Bernard, Ginny, Mo and Rich worked on a stretch of one of the Sowerby Walks around the Villages.

Bernard and Mo started by clearing a stile off Pinfold Lane which leads up to the path to Sowerby Castle, cleared a couple of weeks ago.
An unusual stile emerged:-  not clearly signed.

Rich and Ginny headed down to Brockwell (getting lost on the way!) and, later on, were joined by Bernard and Mo. We were working on the lower path on the map below.

Although the path is locally well used by people from the school and dog walkers, it is not waymarked and would be very difficult for anyone else to find. Several waymarks were put up along the route so others can now discover this delightful route.

The first job was to remove encroaching holly, laurel and tree saplings.

Path all clear

Another cleared section

Section of path scraped of mulch
A section of path with a bad slope on it (worse than it looks!).

Same section widened and levelled
There was a long section that was sloping and very slippery, so we decided to re-align the path so it followed its original route.

Work in progress

Stone steps at the end all cleared
The bad news is that we spotted Himalayan Balsam already seeding. We knew it was around on this path, but this is early to be seeding. We are contemplating putting up a notice, encouraging people to pull up the balsam as they walk by.

We haven't finished leveling the path. There are more steps to clear and some waymarking to do. We will be back on Monday .

Work funded by Sowerby Residents Association who were funded by Tesco Bags for Help.


Meanwhile Catherine and Frank S were at Shackleton on the path running down towards Hardcastle Crags. The stile where the path enters the woods had a broken top rail, and so we replaced it, added a grab rail, and cleared the steps in front.

We then cleared the stones that had fallen onto the path from the walls each side and uncovered some lovely old cobbles.
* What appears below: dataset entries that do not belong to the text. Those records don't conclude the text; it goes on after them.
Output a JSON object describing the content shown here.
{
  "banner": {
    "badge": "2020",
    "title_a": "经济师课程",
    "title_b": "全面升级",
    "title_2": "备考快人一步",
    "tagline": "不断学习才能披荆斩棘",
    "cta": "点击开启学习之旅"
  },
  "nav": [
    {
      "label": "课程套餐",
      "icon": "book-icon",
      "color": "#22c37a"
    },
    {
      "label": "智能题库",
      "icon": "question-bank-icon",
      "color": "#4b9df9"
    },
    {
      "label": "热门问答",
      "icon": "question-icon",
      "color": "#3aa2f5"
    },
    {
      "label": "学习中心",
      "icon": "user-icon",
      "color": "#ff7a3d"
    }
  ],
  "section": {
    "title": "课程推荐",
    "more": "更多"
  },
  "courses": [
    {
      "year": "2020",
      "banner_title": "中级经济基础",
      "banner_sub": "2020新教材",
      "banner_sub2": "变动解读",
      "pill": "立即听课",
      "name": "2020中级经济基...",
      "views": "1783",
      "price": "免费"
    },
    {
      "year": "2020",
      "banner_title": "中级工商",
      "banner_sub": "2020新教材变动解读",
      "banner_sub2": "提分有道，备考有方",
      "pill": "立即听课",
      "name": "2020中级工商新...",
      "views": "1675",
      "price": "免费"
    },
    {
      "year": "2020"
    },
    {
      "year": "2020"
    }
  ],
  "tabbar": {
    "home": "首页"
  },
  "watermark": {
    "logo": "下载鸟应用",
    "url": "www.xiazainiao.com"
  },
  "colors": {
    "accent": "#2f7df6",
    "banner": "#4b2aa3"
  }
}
Finally we painted a yellow top on the finger post at the other side of Shackleton and cleared the brambles and nettles from the gap stile in the wall.

This work is funded by Huddersfield University 'Discovering Ted Hughes Yorkshire' trails project.